I want to tell you about something unrelated to Hank that sent shivers down my spine, it was one of those unexpected moments that make travel such a joy.
I was on a tour of Nashville’s RCA Studio B. We were looking in at the studio where, our tour guide explained, such rock and country legends as The Everly Brothers, Roy Orbison, Jim Reeves and Dolly Parton had all recorded classic songs.
Tracks like Cathy’s Clown, Only the Lonely, Running Scared and Jolene had all been recorded behind the pane of glass we were looking through, into what was a remarkably small room.
And then, of course, there was Elvis.
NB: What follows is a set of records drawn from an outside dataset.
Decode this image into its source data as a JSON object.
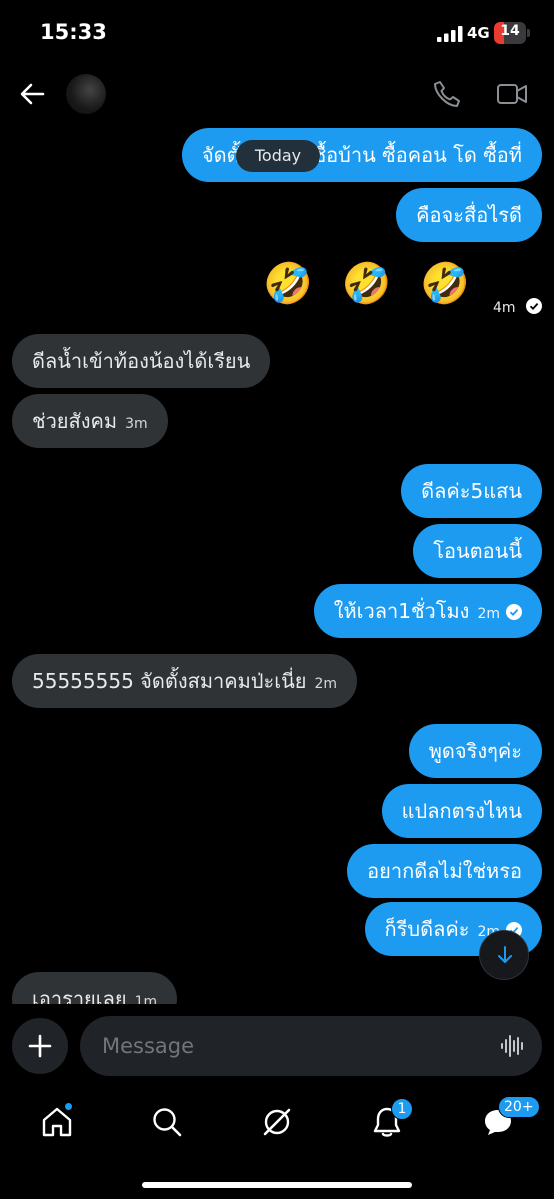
{
  "status": {
    "time": "15:33",
    "network": "4G",
    "battery": "14",
    "battery_level_pct": 14
  },
  "header": {
    "back_icon": "back-arrow-icon",
    "call_icon": "phone-icon",
    "video_icon": "video-icon"
  },
  "colors": {
    "outgoing_bubble": "#1d9bf0",
    "incoming_bubble": "#2f3336",
    "background": "#000000",
    "battery_low": "#eb3b30"
  },
  "chat": {
    "date_pill": "Today",
    "messages": [
      {
        "dir": "out",
        "text": "จัดตั้งสมาคมซื้อบ้าน ซื้อคอน โด ซื้อที่",
        "time": ""
      },
      {
        "dir": "out",
        "text": "คือจะสื่อไรดี",
        "time": ""
      },
      {
        "dir": "out",
        "text": "🤣 🤣 🤣",
        "time": "4m"
      },
      {
        "dir": "in",
        "text": "ดีลน้ำเข้าท้องน้องได้เรียน",
        "time": ""
      },
      {
        "dir": "in",
        "text": "ช่วยสังคม",
        "time": "3m"
      },
      {
        "dir": "out",
        "text": "ดีลค่ะ5แสน",
        "time": ""
      },
      {
        "dir": "out",
        "text": "โอนตอนนี้",
        "time": ""
      },
      {
        "dir": "out",
        "text": "ให้เวลา1ชั่วโมง",
        "time": "2m"
      },
      {
        "dir": "in",
        "text": "55555555 จัดตั้งสมาคมป่ะเนี่ย",
        "time": "2m"
      },
      {
        "dir": "out",
        "text": "พูดจริงๆค่ะ",
        "time": ""
      },
      {
        "dir": "out",
        "text": "แปลกตรงไหน",
        "time": ""
      },
      {
        "dir": "out",
        "text": "อยากดีลไม่ใช่หรอ",
        "time": ""
      },
      {
        "dir": "out",
        "text": "ก็รีบดีลค่ะ",
        "time": "2m"
      },
      {
        "dir": "in",
        "text": "เอารายเลย",
        "time": "1m"
      }
    ]
  },
  "composer": {
    "placeholder": "Message"
  },
  "tabbar": {
    "notifications_count": "1",
    "messages_count": "20+"
  }
}
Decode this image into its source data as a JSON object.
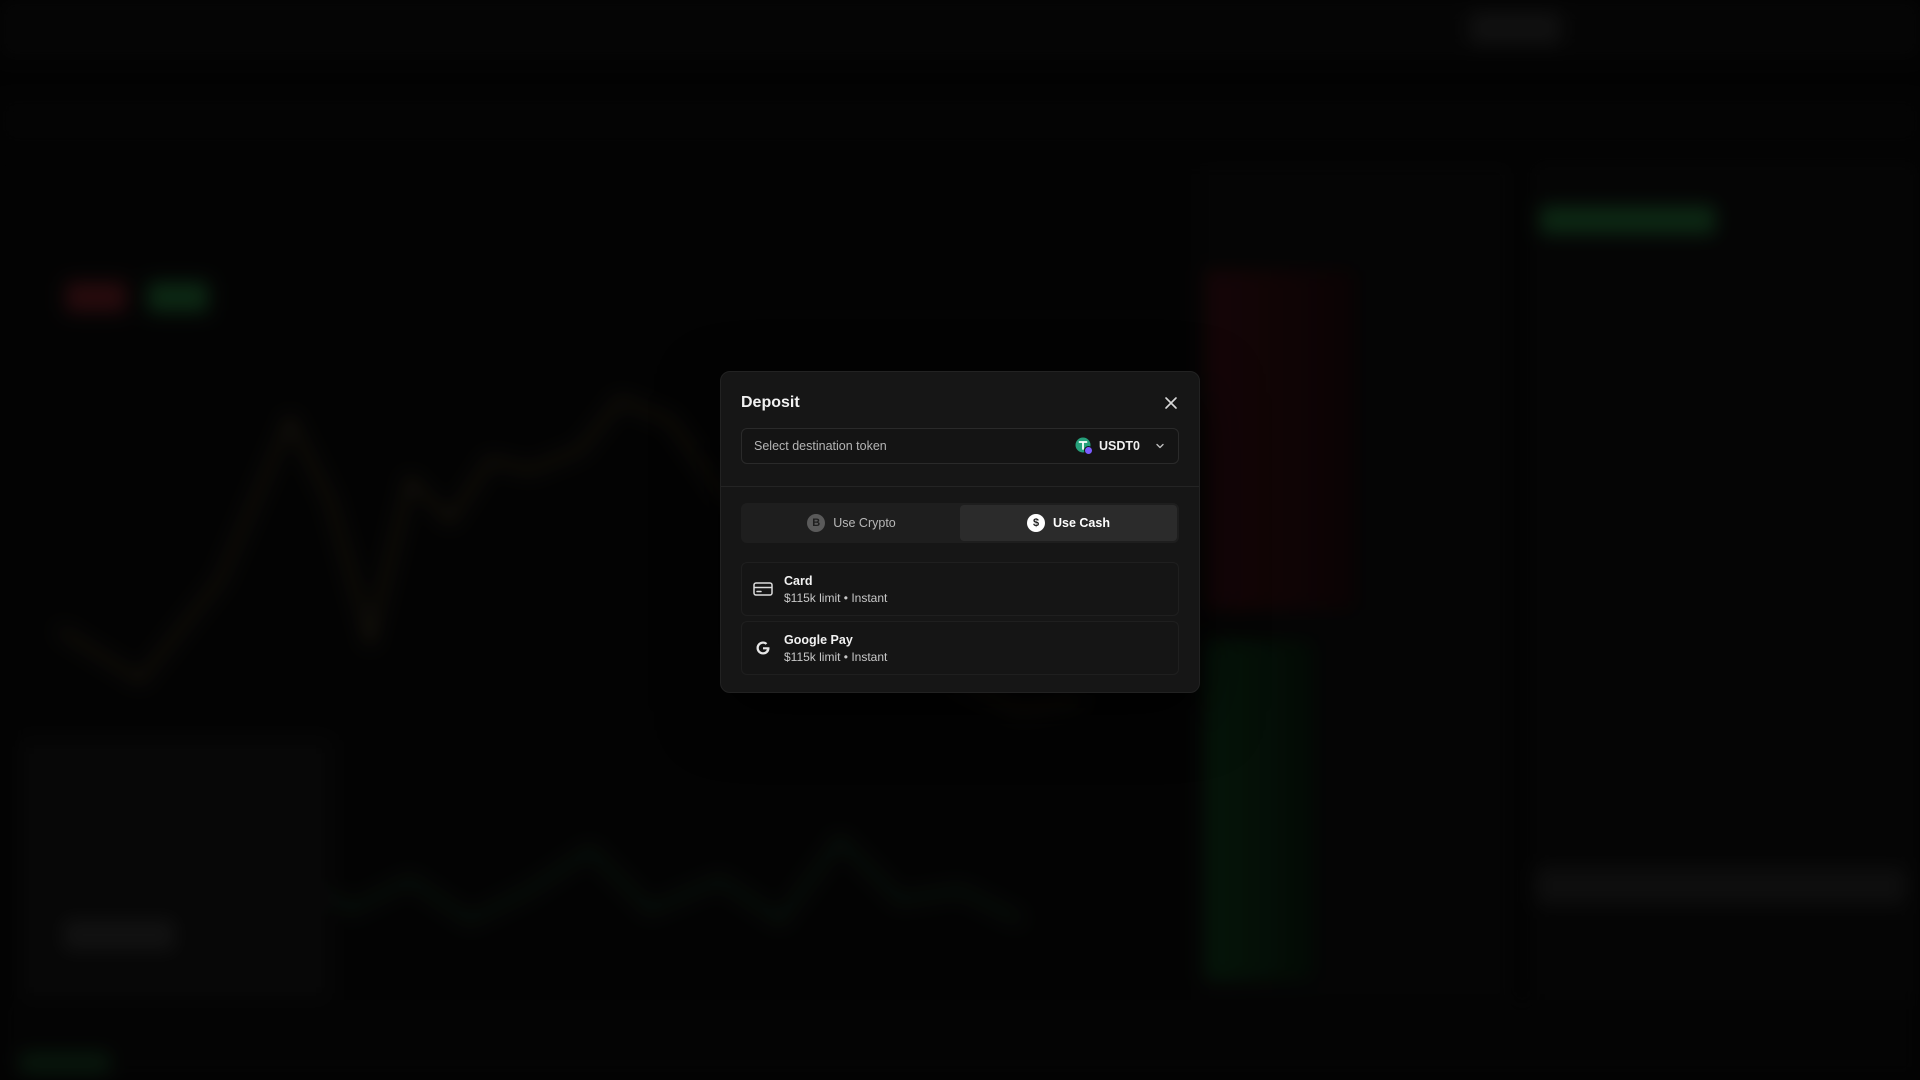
{
  "modal": {
    "title": "Deposit",
    "token_select": {
      "label": "Select destination token",
      "selected": "USDT0"
    },
    "tabs": [
      {
        "label": "Use Crypto",
        "icon": "bitcoin-icon",
        "active": false
      },
      {
        "label": "Use Cash",
        "icon": "dollar-icon",
        "active": true
      }
    ],
    "methods": [
      {
        "title": "Card",
        "subtitle": "$115k limit • Instant",
        "icon": "credit-card-icon"
      },
      {
        "title": "Google Pay",
        "subtitle": "$115k limit • Instant",
        "icon": "google-icon"
      }
    ]
  },
  "colors": {
    "modal_bg": "#161616",
    "tab_active_bg": "#2b2b2b",
    "token_green": "#26a17b",
    "token_purple": "#7b5cff"
  }
}
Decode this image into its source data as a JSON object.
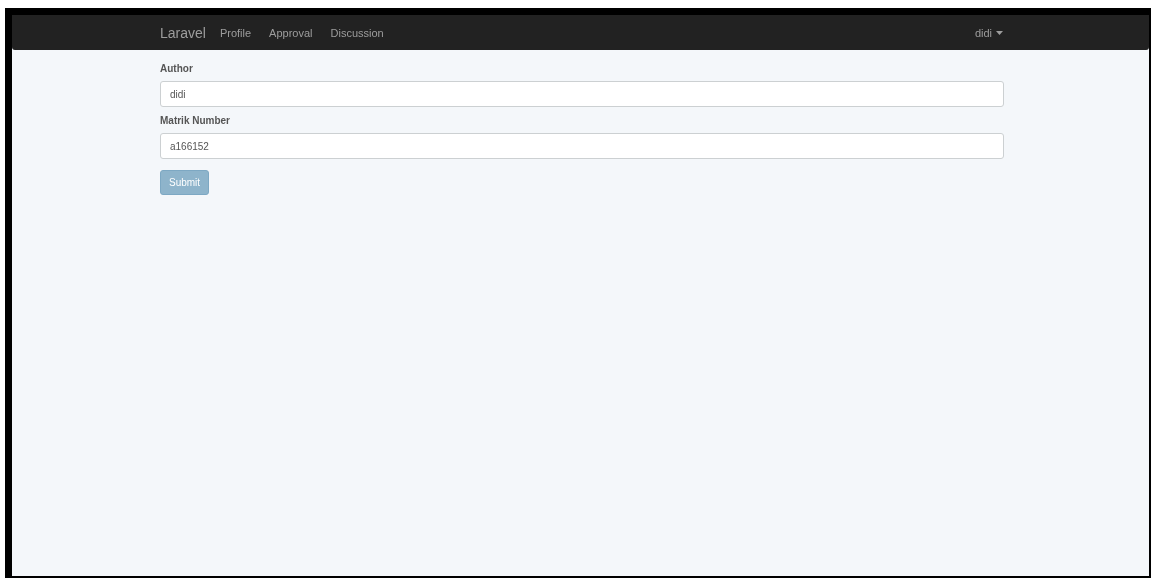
{
  "navbar": {
    "brand": "Laravel",
    "links": [
      {
        "label": "Profile"
      },
      {
        "label": "Approval"
      },
      {
        "label": "Discussion"
      }
    ],
    "user_menu": {
      "label": "didi"
    }
  },
  "form": {
    "fields": [
      {
        "label": "Author",
        "value": "didi"
      },
      {
        "label": "Matrik Number",
        "value": "a166152"
      }
    ],
    "submit": {
      "label": "Submit"
    }
  }
}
The guide told us how he recorded many hit songs there, including Are You Lonesome Tonight?
To set the mood for that song, with its spoken section, they turned the lights down in the studio to create an intimate, late-night, romantic feel. And then the guide turned the lights down, and Elvis’s voice came over the loudspeakers.
It was as if you were in the recording studio with The King himself. That’s when the shivers started.
The home of modern popular music
The USA is the home of modern popular music – jazz, blues, rock – and the country is full of landmarks to thrill the music fan.
On that first visit to Nashville I’d toured the Ryman Auditorium, which for years was the home of the Grand Ole Opry radio show, and on whose stage had stood people like Patsy Cline, Johnny Cash and Hank Williams.
Afterwards I did what Hank Williams did and went round the corner from the Ryman and had a beer in Tootsie’s Orchid Lounge.
Unfortunately for Hank he had a few too many drinks there, and got fired from the Opry, but it was a thrill for me to sit and have a drink at this historic bar and request a Hank Williams song from the guy playing guitar.
In the beginning...
Most of the hallowed ground of American music is in the South, where music tours are popular. Modern American music began in New Orleans, and Congo Square is a sacred spot in this story that you can still visit.
Here black slaves would gather on Sundays and play music. In many places they weren’t allowed to own musical instruments, as music was a common language for people from different tribes who couldn’t otherwise communicate.
A common language was dangerous, thought many slave owners, but New Orleans was always more liberal.
Congo Square is the birthplace of jazz in America, and to visit on a Sunday where people still hang out and play music, is a handshake with history.
On a recent visit to the city I also fitted in live jazz at Preservation Hall, and at the wonderful new venue, Jazz Market, where Irvin Mayfield and the New Orleans Jazz Orchestra have their home.
The spirit of new orleans travelling to the big easy
The Mecca for music fans
There’s one city above all others, though, which is a mecca for music fans, and that’s Memphis. My first time there I had to keep pinching myself. I was like a kid in a candy store. I’m in Memphis! I’m listening to a live blues band on Beale Street!
On an entertaining tour of tiny Sun Studio I saw the microphone used by Elvis himself, and the gouges in the studio floor made by Jerry Lee Lewis while pounding his piano.
At Graceland, a walk through Elvis’s home is a touching look at the real Elvis. The poor country boy from Tupelo, Mississippi was rocketed from being a teenage truck driver with musical dreams to becoming the most famous singer in the world in less than two years.
It was an incredible journey. At the end of the Graceland tour I stood looking at the simple gravesite which Elvis shares with his mother and father and I shed tears as if I had lost a relative.
That’s the power of our connection with music, and our musical heroes. For me, places like Nashville, Memphis and New Orleans are more than just holiday destinations, they’re pilgrimages.
And if you’ll excuse me, I need to go and listen to Are You Lonesome Tonight? one more time.
Discover Nashville for yourself on a holiday to the Deep South with Saga